Though the state's population has continued to reverse an earlier trend by growing slightly in each of the past three years, it looks like Massachusetts may lose another Congressional seat after the 2010 census, part of a continuing slide of population and power from the Northeast and Midwest to the South and West.
In 1813, the Bay State sent 20 people to the House of Representatives, a body of 182 at that time. We haven't had that much national influence since. In the early part of the 20th Century the size of the House was stabilized at 435 -- 16 of those from Massachusetts; from there the state's delegation has been slowly shedding members.

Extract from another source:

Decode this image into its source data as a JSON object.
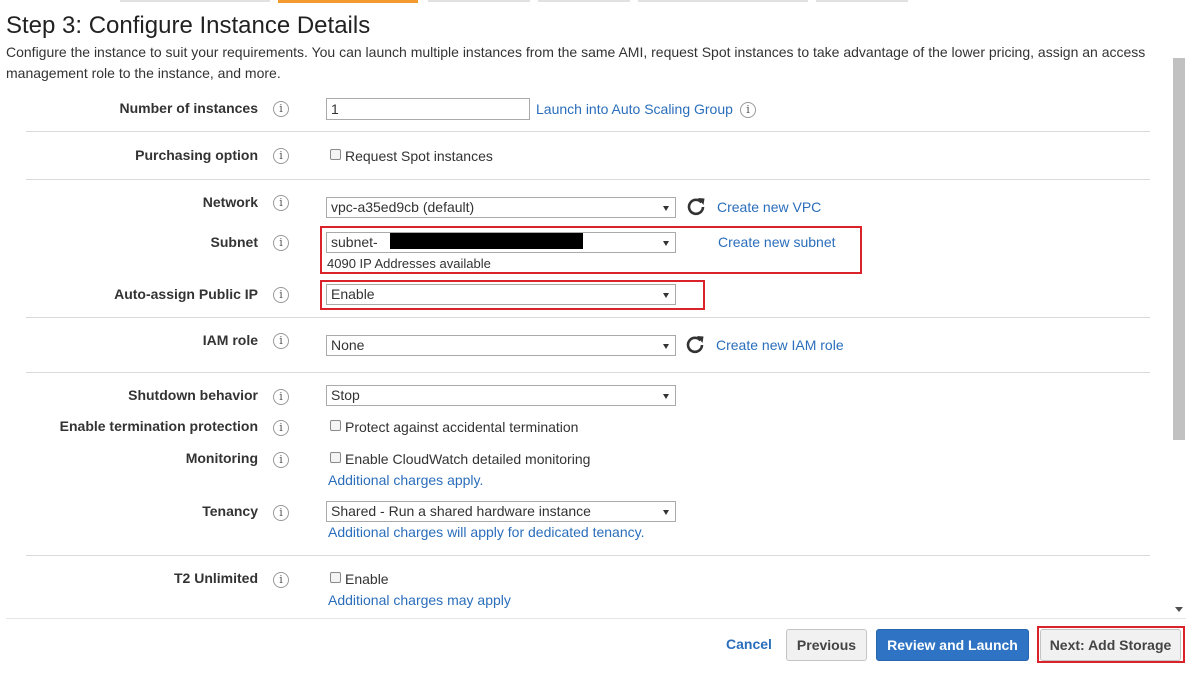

Currently we have 10: Barney Frank, William Delahunt, Edward Markey, Michael Capuano, James McGovern, Richard Neal, John Tierney, Stephen Lynch, John Olver and Niki Tsongas. If we do, indeed, need to shrink the delegation, two of the current House members will be lumped into the same district and forced to run against one another. Reapportionment -- the process of redrawing the Congressional districts -- is unfortunately fraught with politics, and it is likely that the jockeying will begin soon, if it hasn't already.

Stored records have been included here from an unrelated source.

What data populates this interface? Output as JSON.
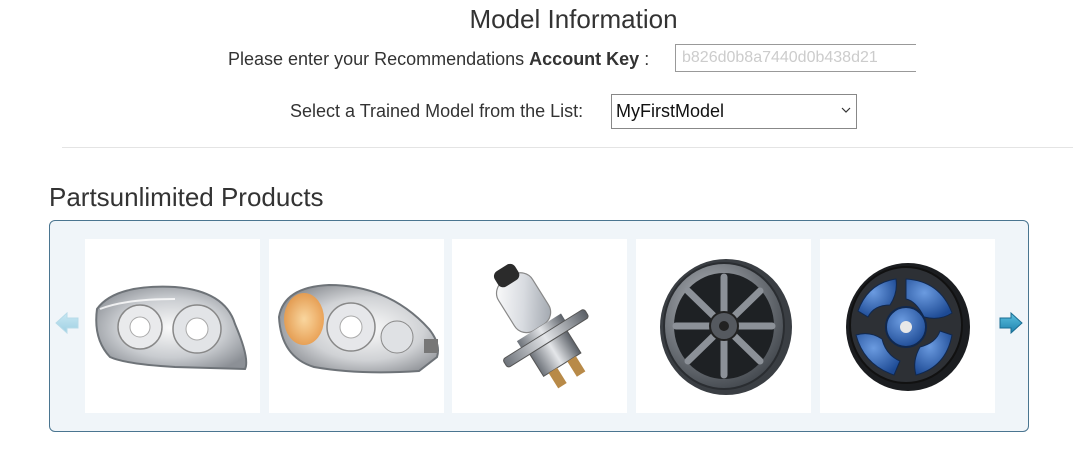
{
  "page": {
    "title": "Model Information"
  },
  "account": {
    "label_prefix": "Please enter your Recommendations ",
    "label_bold": "Account Key",
    "label_suffix": ":",
    "value": "b826d0b8a7440d0b438d21"
  },
  "model": {
    "label": "Select a Trained Model from the List:",
    "selected": "MyFirstModel"
  },
  "products": {
    "heading": "Partsunlimited Products",
    "items": [
      {
        "icon": "headlight-icon"
      },
      {
        "icon": "headlight-amber-icon"
      },
      {
        "icon": "halogen-bulb-icon"
      },
      {
        "icon": "alloy-wheel-gray-icon"
      },
      {
        "icon": "alloy-wheel-blue-icon"
      }
    ]
  },
  "colors": {
    "carousel_border": "#4a7590",
    "carousel_bg": "#f0f5f9",
    "arrow": "#3aa0c8",
    "wheel_blue": "#2b5fb0"
  }
}
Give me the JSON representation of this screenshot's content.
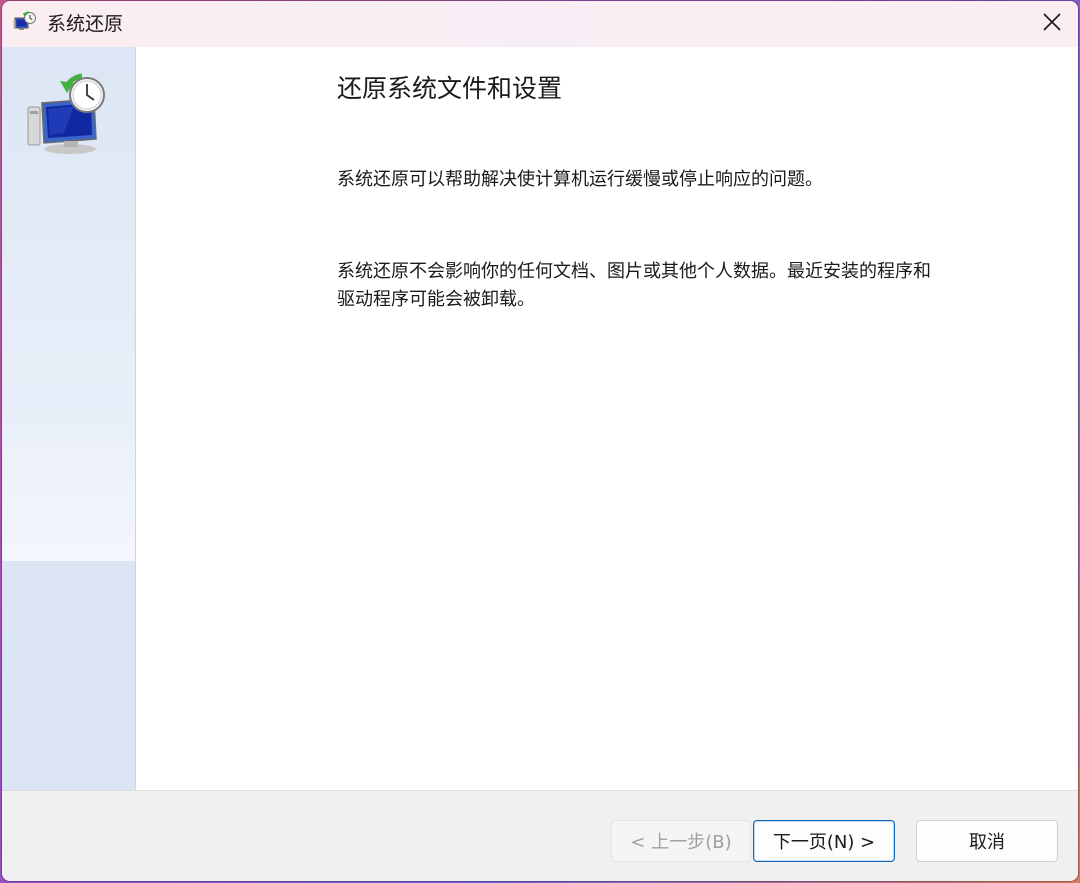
{
  "window": {
    "title": "系统还原",
    "close_glyph": "✕"
  },
  "icons": {
    "title": "system-restore-icon",
    "sidebar": "system-restore-large-icon",
    "close": "close-icon"
  },
  "main": {
    "heading": "还原系统文件和设置",
    "paragraph1": "系统还原可以帮助解决使计算机运行缓慢或停止响应的问题。",
    "paragraph2_line1": "系统还原不会影响你的任何文档、图片或其他个人数据。最近安装的程序和",
    "paragraph2_line2": "驱动程序可能会被卸载。"
  },
  "footer": {
    "back_label": "< 上一步(B)",
    "next_label": "下一页(N) >",
    "cancel_label": "取消"
  },
  "colors": {
    "accent": "#0f6cbd",
    "sidebar": "#dce6f4",
    "footer": "#f0f0f0"
  }
}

Early projections have seats also being lost by Illinois, Iowa, Louisiana, Michigan, Minnesota, Missouri, New Jersey, New York and Pennsylvania, while seats may be gained in Arizona (possibly two), Georgia, Nevada, South Carolina and Utah. The regional trends are clear in that list (and the exception, Louisiana, is due to the population decrease after Hurricane Katrina).

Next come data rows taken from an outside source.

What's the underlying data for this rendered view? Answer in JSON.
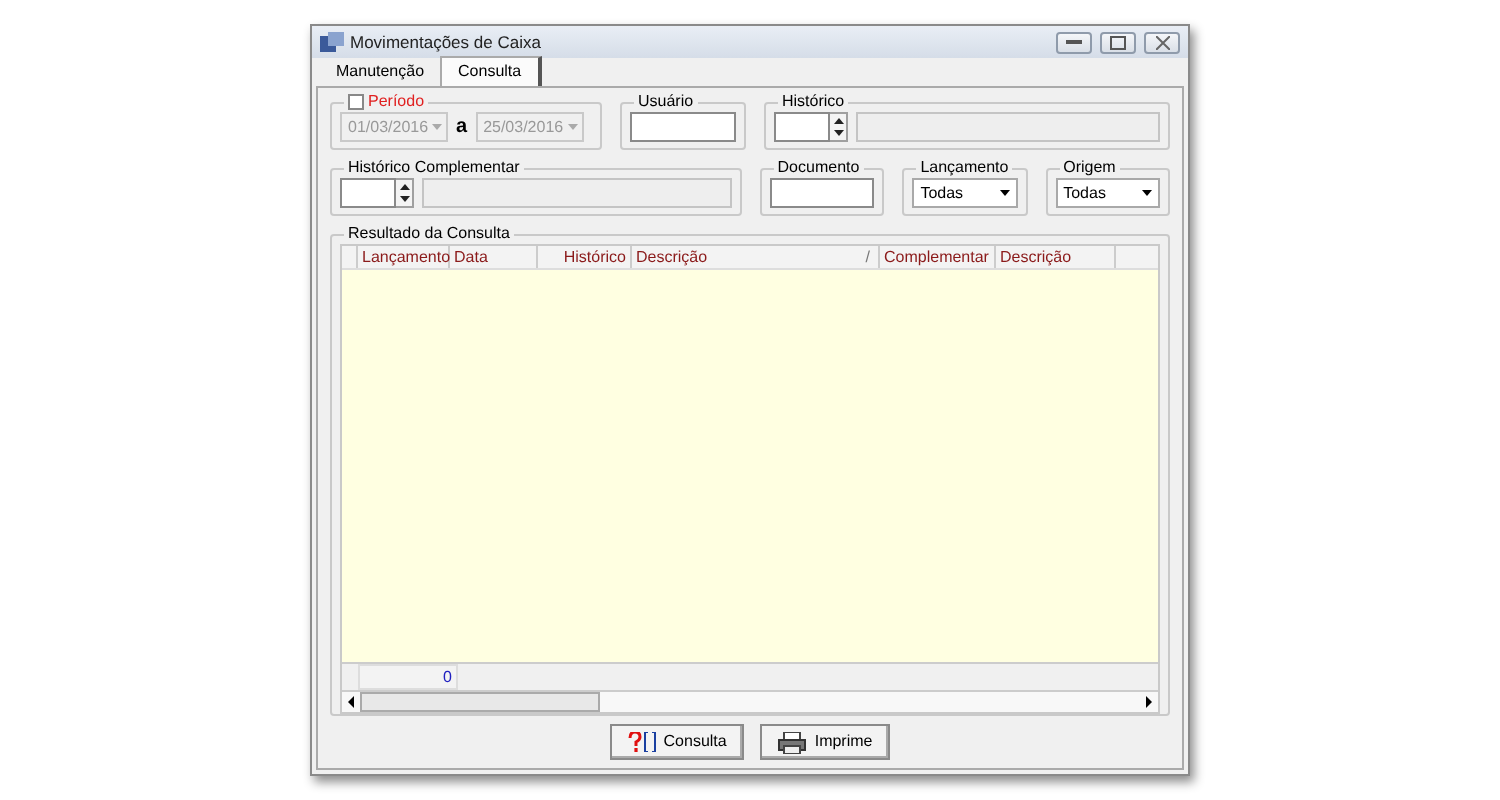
{
  "window": {
    "title": "Movimentações de Caixa"
  },
  "tabs": [
    {
      "label": "Manutenção",
      "selected": false
    },
    {
      "label": "Consulta",
      "selected": true
    }
  ],
  "filters": {
    "periodo": {
      "label": "Período",
      "checked": false,
      "from": "01/03/2016",
      "separator": "a",
      "to": "25/03/2016"
    },
    "usuario": {
      "label": "Usuário"
    },
    "historico": {
      "label": "Histórico"
    },
    "historico_complementar": {
      "label": "Histórico Complementar"
    },
    "documento": {
      "label": "Documento"
    },
    "lancamento": {
      "label": "Lançamento",
      "value": "Todas"
    },
    "origem": {
      "label": "Origem",
      "value": "Todas"
    }
  },
  "results": {
    "title": "Resultado da Consulta",
    "columns": [
      {
        "label": "Lançamento"
      },
      {
        "label": "Data"
      },
      {
        "label": "Histórico"
      },
      {
        "label": "Descrição",
        "sort_mark": "/"
      },
      {
        "label": "Complementar"
      },
      {
        "label": "Descrição"
      }
    ],
    "footer_count": "0"
  },
  "buttons": [
    {
      "label": "Consulta",
      "kind": "query"
    },
    {
      "label": "Imprime",
      "kind": "print"
    }
  ]
}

Apportionment also effects presidential politics, as the number of electoral votes a state has is determined by the number of House and Senate seats combined. Massachusetts had 12 in this year's election, but may have one less in 2012.